Group 5/Naga Day 5 Update

Group 5 Finally decided that although “5” was a good name and treated us well, it was time to choose a new name that was a bit more personal and connected to our final project.  With this in mind, we agreed on the name “Nāga”.  The Nāga were mentioned in Caitlin’s update, but upon more reading, we found that the integration and influence from the Indian/Buddhist Nāga into Chinese, and particularly Japanese myth, is quite prominent.  This further reading comes primarily from the book The Dragon in China and Japan, written by M. W. de Visser.  This book is an example of stumbling upon a near perfect source for this part of our research, a phenomena that is quite satisfying to any researcher.

Although the Buddhist Nāga of India are not intended to be the main focus of our final project, they are still crucial to analysis due to how their myth has integrated into local lore, and from the historical context the myths give to the transfer and shaping of ideas.  The integration of myth and lore can be seen more heavily in Japan than China because Buddhist influence was stronger in Japan, however, both nations incorporated these Buddhist creatures.  This may not have been a radical change though, because the Nāga and the local dragons and serpents shared many of the same qualities, mostly pertaining to water and strength.  The influence from Buddhist myth in japan can then be seen clearly by de Visser’s attention to their reverence of the Buddha and his teachings, showing that the Buddha can be even more powerful than dragon gods.  Seen below is an image of the Buddha riding a Japanese dragon, showing the relationship of the Buddha with the dragons who are known to “supplicate” before him as de Visser states.

Kunisada II Utagawa, ”The Dragon” From the series, Modern Illustrations of Buddhist Precepts. http://www.japaneseprints.net/prints.cfm?ID=Kunisada%20II
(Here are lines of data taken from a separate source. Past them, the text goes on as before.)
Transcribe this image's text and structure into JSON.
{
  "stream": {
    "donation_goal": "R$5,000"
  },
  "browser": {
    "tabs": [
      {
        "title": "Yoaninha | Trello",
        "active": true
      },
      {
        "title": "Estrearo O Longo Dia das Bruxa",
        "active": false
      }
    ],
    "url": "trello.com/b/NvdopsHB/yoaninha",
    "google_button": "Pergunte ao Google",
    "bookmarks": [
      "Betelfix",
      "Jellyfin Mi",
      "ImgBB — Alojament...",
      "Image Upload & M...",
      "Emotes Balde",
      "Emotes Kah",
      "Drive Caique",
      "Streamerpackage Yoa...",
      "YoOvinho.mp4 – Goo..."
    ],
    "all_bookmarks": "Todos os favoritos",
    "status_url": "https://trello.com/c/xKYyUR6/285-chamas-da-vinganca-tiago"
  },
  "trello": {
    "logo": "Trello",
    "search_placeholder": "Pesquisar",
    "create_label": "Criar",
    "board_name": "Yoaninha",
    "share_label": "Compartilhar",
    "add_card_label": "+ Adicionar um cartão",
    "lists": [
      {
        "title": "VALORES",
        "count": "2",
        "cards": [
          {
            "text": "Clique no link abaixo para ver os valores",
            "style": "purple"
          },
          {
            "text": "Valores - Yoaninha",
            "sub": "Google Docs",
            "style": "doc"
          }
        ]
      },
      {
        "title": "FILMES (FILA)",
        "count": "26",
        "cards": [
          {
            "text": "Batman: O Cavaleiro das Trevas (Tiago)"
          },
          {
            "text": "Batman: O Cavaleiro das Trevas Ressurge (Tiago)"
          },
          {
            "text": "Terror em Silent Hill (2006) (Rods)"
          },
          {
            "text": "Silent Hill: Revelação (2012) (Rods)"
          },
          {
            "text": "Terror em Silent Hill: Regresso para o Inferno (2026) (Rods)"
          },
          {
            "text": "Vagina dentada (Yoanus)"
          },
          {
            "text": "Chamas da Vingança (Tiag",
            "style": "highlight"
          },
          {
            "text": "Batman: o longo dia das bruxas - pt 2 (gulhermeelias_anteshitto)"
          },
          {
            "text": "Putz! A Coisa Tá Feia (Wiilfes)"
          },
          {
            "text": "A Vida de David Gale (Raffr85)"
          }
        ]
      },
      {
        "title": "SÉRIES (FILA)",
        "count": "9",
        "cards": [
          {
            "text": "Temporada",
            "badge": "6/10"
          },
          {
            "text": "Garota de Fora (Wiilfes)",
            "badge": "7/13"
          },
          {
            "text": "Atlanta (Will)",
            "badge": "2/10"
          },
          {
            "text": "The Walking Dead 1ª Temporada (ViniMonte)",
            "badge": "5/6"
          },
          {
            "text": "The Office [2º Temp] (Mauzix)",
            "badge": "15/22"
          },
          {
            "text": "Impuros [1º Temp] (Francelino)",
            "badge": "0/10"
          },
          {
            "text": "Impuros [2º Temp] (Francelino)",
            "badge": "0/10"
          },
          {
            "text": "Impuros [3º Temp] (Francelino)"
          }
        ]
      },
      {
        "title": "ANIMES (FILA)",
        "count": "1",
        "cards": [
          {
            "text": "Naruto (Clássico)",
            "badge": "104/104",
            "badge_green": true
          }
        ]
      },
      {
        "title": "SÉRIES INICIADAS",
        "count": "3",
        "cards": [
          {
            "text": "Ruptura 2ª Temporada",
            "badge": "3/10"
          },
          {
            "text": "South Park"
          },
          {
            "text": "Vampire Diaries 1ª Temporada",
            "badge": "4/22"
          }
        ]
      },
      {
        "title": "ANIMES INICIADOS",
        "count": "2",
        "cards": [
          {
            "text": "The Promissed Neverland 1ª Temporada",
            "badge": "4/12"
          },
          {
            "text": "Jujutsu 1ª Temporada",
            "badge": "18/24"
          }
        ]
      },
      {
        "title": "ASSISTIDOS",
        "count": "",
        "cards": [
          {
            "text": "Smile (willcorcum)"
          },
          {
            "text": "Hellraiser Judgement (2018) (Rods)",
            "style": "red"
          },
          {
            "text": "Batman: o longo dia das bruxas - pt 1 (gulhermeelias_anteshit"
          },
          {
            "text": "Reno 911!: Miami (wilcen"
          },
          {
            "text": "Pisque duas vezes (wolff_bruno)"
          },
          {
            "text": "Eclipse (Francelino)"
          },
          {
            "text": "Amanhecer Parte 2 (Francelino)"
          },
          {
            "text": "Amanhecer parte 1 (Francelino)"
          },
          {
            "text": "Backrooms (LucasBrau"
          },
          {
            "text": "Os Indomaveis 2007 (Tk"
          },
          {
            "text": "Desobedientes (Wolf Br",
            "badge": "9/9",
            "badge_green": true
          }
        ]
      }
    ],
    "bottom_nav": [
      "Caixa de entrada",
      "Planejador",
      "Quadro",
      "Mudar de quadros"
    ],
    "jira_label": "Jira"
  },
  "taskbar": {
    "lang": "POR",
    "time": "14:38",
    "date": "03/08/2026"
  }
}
Research into the historical context of Chinese and Japanese dragons is making me even more excited to flesh out the rest of the project, and to analyze what dragons and snakes may indicate about China and Japan through their stories.

-Will Sarros